### TASK
Produce a verbatim copy of the records, and keep the images out of it.

- - - -

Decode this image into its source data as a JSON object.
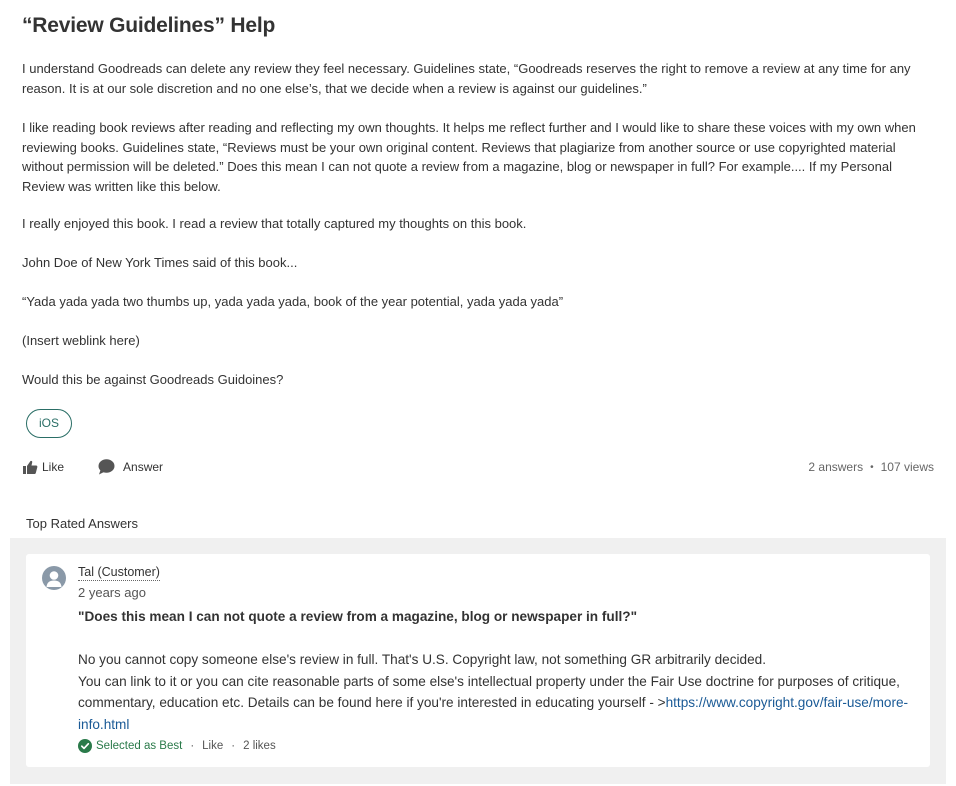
{
  "question": {
    "title": "“Review Guidelines” Help",
    "paragraphs": [
      "I understand Goodreads can delete any review they feel necessary. Guidelines state, “Goodreads reserves the right to remove a review at any time for any reason. It is at our sole discretion and no one else’s, that we decide when a review is against our guidelines.”",
      "I like reading book reviews after reading and reflecting my own thoughts. It helps me reflect further and I would like to share these voices with my own when reviewing books. Guidelines state, “Reviews must be your own original content. Reviews that plagiarize from another source or use copyrighted material without permission will be deleted.” Does this mean I can not quote a review from a magazine, blog or newspaper in full? For example.... If my Personal Review was written like this below.",
      "I really enjoyed this book. I read a review that totally captured my thoughts on this book.",
      "John Doe of New York Times said of this book...",
      "“Yada yada yada two thumbs up, yada yada yada, book of the year potential, yada yada yada”",
      "(Insert weblink here)",
      "Would this be against Goodreads Guidoines?"
    ],
    "tag": "iOS",
    "like_label": "Like",
    "answer_label": "Answer",
    "answers_count": "2 answers",
    "views_count": "107 views"
  },
  "top_answers": {
    "heading": "Top Rated Answers",
    "answer": {
      "author": "Tal (Customer)",
      "time": "2 years ago",
      "quote": "\"Does this mean I can not quote a review from a magazine, blog or newspaper in full?\"",
      "line1": "No you cannot copy someone else's review in full. That's U.S. Copyright law, not something GR arbitrarily decided.",
      "line2": "You can link to it or you can cite reasonable parts of some else's intellectual property under the Fair Use doctrine for purposes of critique, commentary, education etc. Details can be found here if you're interested in educating yourself - >",
      "link": "https://www.copyright.gov/fair-use/more-info.html",
      "selected_label": "Selected as Best",
      "like_label": "Like",
      "likes_count": "2 likes"
    }
  },
  "colors": {
    "accent": "#2a6e66",
    "link": "#1a5a96",
    "best": "#2a7a4a",
    "panel": "#f0f0f0"
  },
  "icons": {
    "like": "thumbs-up-icon",
    "answer": "speech-bubble-icon",
    "avatar": "user-avatar-icon",
    "best": "check-circle-icon"
  }
}
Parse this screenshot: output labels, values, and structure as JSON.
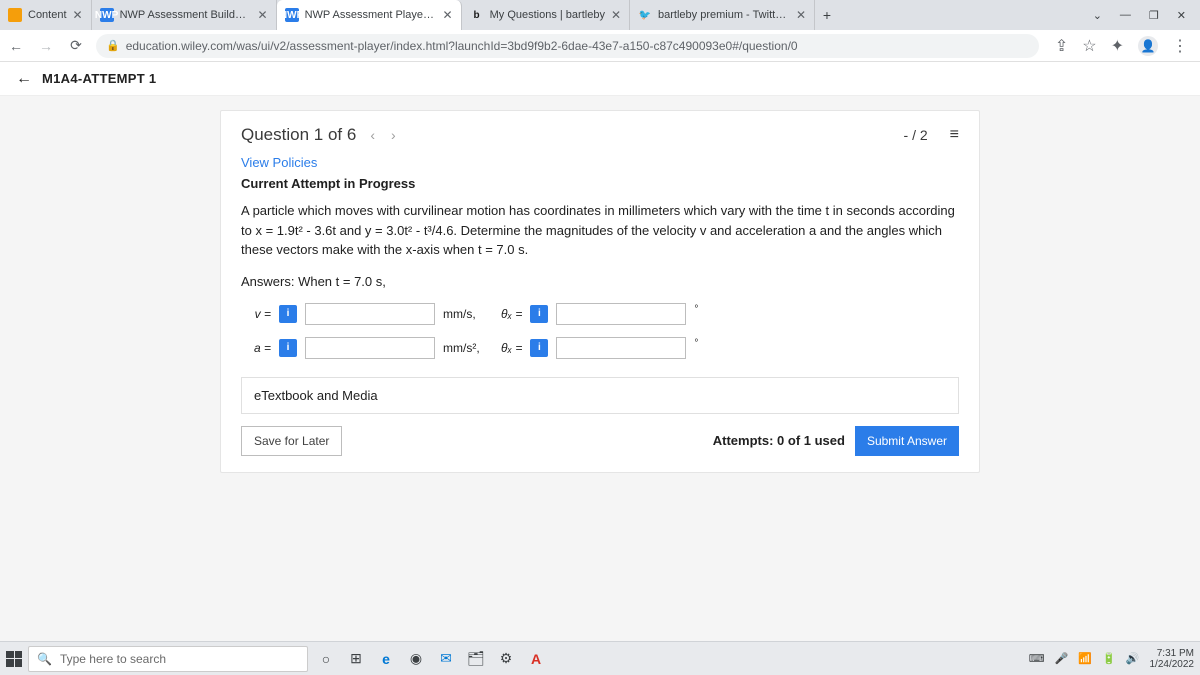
{
  "tabs": [
    {
      "label": "Content",
      "favicon": "orange",
      "closable": true
    },
    {
      "label": "NWP Assessment Builder UI Appl",
      "favicon": "nwp",
      "closable": true
    },
    {
      "label": "NWP Assessment Player UI Appli",
      "favicon": "nwp",
      "active": true,
      "closable": true
    },
    {
      "label": "My Questions | bartleby",
      "favicon": "b",
      "closable": true
    },
    {
      "label": "bartleby premium - Twitter Searc",
      "favicon": "twitter",
      "closable": true
    }
  ],
  "win": {
    "min": "—",
    "max": "❐",
    "close": "✕",
    "chev": "⌄"
  },
  "nav": {
    "back": "←",
    "fwd": "→",
    "reload": "⟳"
  },
  "url": {
    "lock": "🔒",
    "text": "education.wiley.com/was/ui/v2/assessment-player/index.html?launchId=3bd9f9b2-6dae-43e7-a150-c87c490093e0#/question/0"
  },
  "addr_icons": {
    "share": "⇪",
    "star": "☆",
    "ext": "✦",
    "menu": "⋮",
    "profile": "👤"
  },
  "app": {
    "back": "←",
    "title": "M1A4-ATTEMPT 1"
  },
  "question": {
    "title": "Question 1 of 6",
    "prev": "‹",
    "next": "›",
    "score": "- / 2",
    "list_icon": "≡",
    "view_policies": "View Policies",
    "attempt_label": "Current Attempt in Progress",
    "problem": "A particle which moves with curvilinear motion has coordinates in millimeters which vary with the time t in seconds according to x = 1.9t² - 3.6t and y = 3.0t² - t³/4.6. Determine the magnitudes of the velocity v and acceleration a and the angles which these vectors make with the x-axis when t = 7.0 s.",
    "answers_label": "Answers: When t = 7.0 s,",
    "rows": {
      "v": {
        "var": "v =",
        "unit": "mm/s,",
        "theta": "θₓ =",
        "deg": "°"
      },
      "a": {
        "var": "a =",
        "unit": "mm/s²,",
        "theta": "θₓ =",
        "deg": "°"
      }
    },
    "etextbook": "eTextbook and Media",
    "save": "Save for Later",
    "attempts": "Attempts: 0 of 1 used",
    "submit": "Submit Answer",
    "info": "i"
  },
  "taskbar": {
    "search_placeholder": "Type here to search",
    "search_icon": "🔍",
    "cortana": "○",
    "taskview": "⊞",
    "edge": "e",
    "chrome": "◉",
    "mail": "✉",
    "files": "🗂",
    "settings": "⚙",
    "a_icon": "A",
    "tray": {
      "kb": "⌨",
      "mic": "🎤",
      "wifi": "📶",
      "batt": "🔋",
      "vol": "🔊"
    },
    "time": "7:31 PM",
    "date": "1/24/2022"
  }
}
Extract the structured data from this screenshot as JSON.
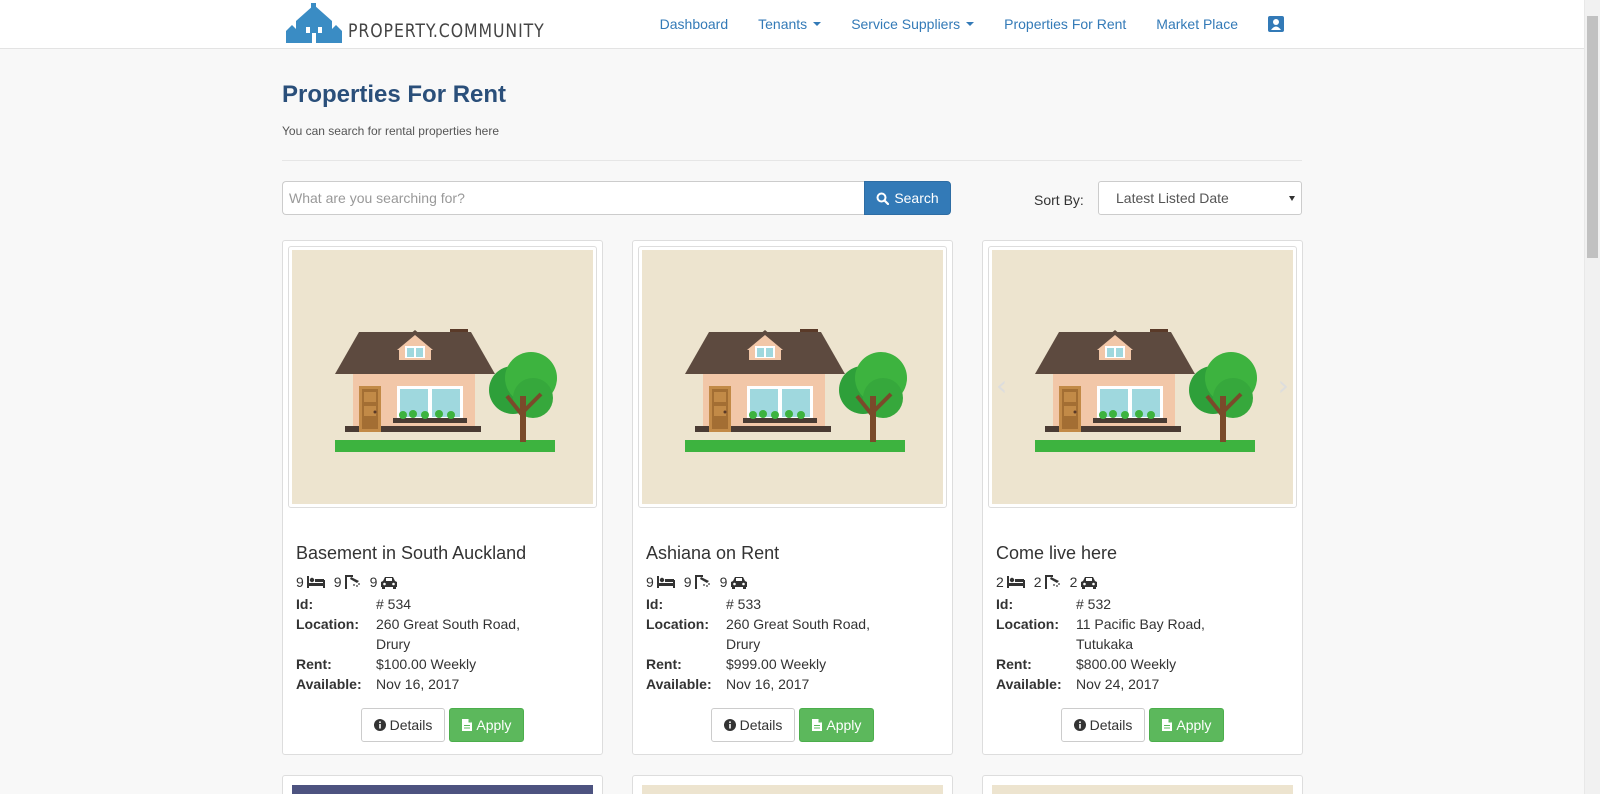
{
  "brand": {
    "name": "PROPERTY.COMMUNITY",
    "logo_icon": "houses-logo-icon",
    "color": "#3a8cc4"
  },
  "nav": {
    "dashboard": "Dashboard",
    "tenants": "Tenants",
    "service_suppliers": "Service Suppliers",
    "properties_for_rent": "Properties For Rent",
    "market_place": "Market Place",
    "profile_icon": "user-card-icon"
  },
  "page": {
    "title": "Properties For Rent",
    "subtitle": "You can search for rental properties here"
  },
  "search": {
    "placeholder": "What are you searching for?",
    "button_label": "Search"
  },
  "sort": {
    "label": "Sort By:",
    "selected": "Latest Listed Date"
  },
  "labels": {
    "id": "Id:",
    "location": "Location:",
    "rent": "Rent:",
    "available": "Available:",
    "details_button": "Details",
    "apply_button": "Apply"
  },
  "colors": {
    "primary": "#337ab7",
    "title": "#2a4f7a",
    "apply": "#5cb85c",
    "image_bg": "#ede4cf"
  },
  "properties": [
    {
      "title": "Basement in South Auckland",
      "bedrooms": "9",
      "bathrooms": "9",
      "parking": "9",
      "id": "# 534",
      "location_line1": "260 Great South Road,",
      "location_line2": "Drury",
      "rent": "$100.00 Weekly",
      "available": "Nov 16, 2017"
    },
    {
      "title": "Ashiana on Rent",
      "bedrooms": "9",
      "bathrooms": "9",
      "parking": "9",
      "id": "# 533",
      "location_line1": "260 Great South Road,",
      "location_line2": "Drury",
      "rent": "$999.00 Weekly",
      "available": "Nov 16, 2017"
    },
    {
      "title": "Come live here",
      "bedrooms": "2",
      "bathrooms": "2",
      "parking": "2",
      "id": "# 532",
      "location_line1": "11 Pacific Bay Road,",
      "location_line2": "Tutukaka",
      "rent": "$800.00 Weekly",
      "available": "Nov 24, 2017"
    }
  ]
}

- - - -

### SOLVED PROBLEM
Decode this image into its source data as a JSON object.
{
  "question": {
    "title": "“Review Guidelines” Help",
    "paragraphs": [
      "I understand Goodreads can delete any review they feel necessary. Guidelines state, “Goodreads reserves the right to remove a review at any time for any reason. It is at our sole discretion and no one else’s, that we decide when a review is against our guidelines.”",
      "I like reading book reviews after reading and reflecting my own thoughts. It helps me reflect further and I would like to share these voices with my own when reviewing books. Guidelines state, “Reviews must be your own original content. Reviews that plagiarize from another source or use copyrighted material without permission will be deleted.” Does this mean I can not quote a review from a magazine, blog or newspaper in full? For example.... If my Personal Review was written like this below.",
      "I really enjoyed this book. I read a review that totally captured my thoughts on this book.",
      "John Doe of New York Times said of this book...",
      "“Yada yada yada two thumbs up, yada yada yada, book of the year potential, yada yada yada”",
      "(Insert weblink here)",
      "Would this be against Goodreads Guidoines?"
    ],
    "tag": "iOS",
    "like_label": "Like",
    "answer_label": "Answer",
    "answers_count": "2 answers",
    "views_count": "107 views"
  },
  "top_answers": {
    "heading": "Top Rated Answers",
    "answer": {
      "author": "Tal (Customer)",
      "time": "2 years ago",
      "quote": "\"Does this mean I can not quote a review from a magazine, blog or newspaper in full?\"",
      "line1": "No you cannot copy someone else's review in full. That's U.S. Copyright law, not something GR arbitrarily decided.",
      "line2": "You can link to it or you can cite reasonable parts of some else's intellectual property under the Fair Use doctrine for purposes of critique, commentary, education etc. Details can be found here if you're interested in educating yourself - >",
      "link": "https://www.copyright.gov/fair-use/more-info.html",
      "selected_label": "Selected as Best",
      "like_label": "Like",
      "likes_count": "2 likes"
    }
  },
  "colors": {
    "accent": "#2a6e66",
    "link": "#1a5a96",
    "best": "#2a7a4a",
    "panel": "#f0f0f0"
  },
  "icons": {
    "like": "thumbs-up-icon",
    "answer": "speech-bubble-icon",
    "avatar": "user-avatar-icon",
    "best": "check-circle-icon"
  }
}
Parse this screenshot: output labels, values, and structure as JSON.
{
  "tabs": [
    {
      "label": "Content",
      "favicon": "orange",
      "closable": true
    },
    {
      "label": "NWP Assessment Builder UI Appl",
      "favicon": "nwp",
      "closable": true
    },
    {
      "label": "NWP Assessment Player UI Appli",
      "favicon": "nwp",
      "active": true,
      "closable": true
    },
    {
      "label": "My Questions | bartleby",
      "favicon": "b",
      "closable": true
    },
    {
      "label": "bartleby premium - Twitter Searc",
      "favicon": "twitter",
      "closable": true
    }
  ],
  "win": {
    "min": "—",
    "max": "❐",
    "close": "✕",
    "chev": "⌄"
  },
  "nav": {
    "back": "←",
    "fwd": "→",
    "reload": "⟳"
  },
  "url": {
    "lock": "🔒",
    "text": "education.wiley.com/was/ui/v2/assessment-player/index.html?launchId=3bd9f9b2-6dae-43e7-a150-c87c490093e0#/question/0"
  },
  "addr_icons": {
    "share": "⇪",
    "star": "☆",
    "ext": "✦",
    "menu": "⋮",
    "profile": "👤"
  },
  "app": {
    "back": "←",
    "title": "M1A4-ATTEMPT 1"
  },
  "question": {
    "title": "Question 1 of 6",
    "prev": "‹",
    "next": "›",
    "score": "- / 2",
    "list_icon": "≡",
    "view_policies": "View Policies",
    "attempt_label": "Current Attempt in Progress",
    "problem": "A particle which moves with curvilinear motion has coordinates in millimeters which vary with the time t in seconds according to x = 1.9t² - 3.6t and y = 3.0t² - t³/4.6. Determine the magnitudes of the velocity v and acceleration a and the angles which these vectors make with the x-axis when t = 7.0 s.",
    "answers_label": "Answers: When t = 7.0 s,",
    "rows": {
      "v": {
        "var": "v =",
        "unit": "mm/s,",
        "theta": "θₓ =",
        "deg": "°"
      },
      "a": {
        "var": "a =",
        "unit": "mm/s²,",
        "theta": "θₓ =",
        "deg": "°"
      }
    },
    "etextbook": "eTextbook and Media",
    "save": "Save for Later",
    "attempts": "Attempts: 0 of 1 used",
    "submit": "Submit Answer",
    "info": "i"
  },
  "taskbar": {
    "search_placeholder": "Type here to search",
    "search_icon": "🔍",
    "cortana": "○",
    "taskview": "⊞",
    "edge": "e",
    "chrome": "◉",
    "mail": "✉",
    "files": "🗂",
    "settings": "⚙",
    "a_icon": "A",
    "tray": {
      "kb": "⌨",
      "mic": "🎤",
      "wifi": "📶",
      "batt": "🔋",
      "vol": "🔊"
    },
    "time": "7:31 PM",
    "date": "1/24/2022"
  }
}
Extract the structured data from this screenshot as JSON.
{
  "brand": {
    "name": "PROPERTY.COMMUNITY",
    "logo_icon": "houses-logo-icon",
    "color": "#3a8cc4"
  },
  "nav": {
    "dashboard": "Dashboard",
    "tenants": "Tenants",
    "service_suppliers": "Service Suppliers",
    "properties_for_rent": "Properties For Rent",
    "market_place": "Market Place",
    "profile_icon": "user-card-icon"
  },
  "page": {
    "title": "Properties For Rent",
    "subtitle": "You can search for rental properties here"
  },
  "search": {
    "placeholder": "What are you searching for?",
    "button_label": "Search"
  },
  "sort": {
    "label": "Sort By:",
    "selected": "Latest Listed Date"
  },
  "labels": {
    "id": "Id:",
    "location": "Location:",
    "rent": "Rent:",
    "available": "Available:",
    "details_button": "Details",
    "apply_button": "Apply"
  },
  "colors": {
    "primary": "#337ab7",
    "title": "#2a4f7a",
    "apply": "#5cb85c",
    "image_bg": "#ede4cf"
  },
  "properties": [
    {
      "title": "Basement in South Auckland",
      "bedrooms": "9",
      "bathrooms": "9",
      "parking": "9",
      "id": "# 534",
      "location_line1": "260 Great South Road,",
      "location_line2": "Drury",
      "rent": "$100.00 Weekly",
      "available": "Nov 16, 2017"
    },
    {
      "title": "Ashiana on Rent",
      "bedrooms": "9",
      "bathrooms": "9",
      "parking": "9",
      "id": "# 533",
      "location_line1": "260 Great South Road,",
      "location_line2": "Drury",
      "rent": "$999.00 Weekly",
      "available": "Nov 16, 2017"
    },
    {
      "title": "Come live here",
      "bedrooms": "2",
      "bathrooms": "2",
      "parking": "2",
      "id": "# 532",
      "location_line1": "11 Pacific Bay Road,",
      "location_line2": "Tutukaka",
      "rent": "$800.00 Weekly",
      "available": "Nov 24, 2017"
    }
  ]
}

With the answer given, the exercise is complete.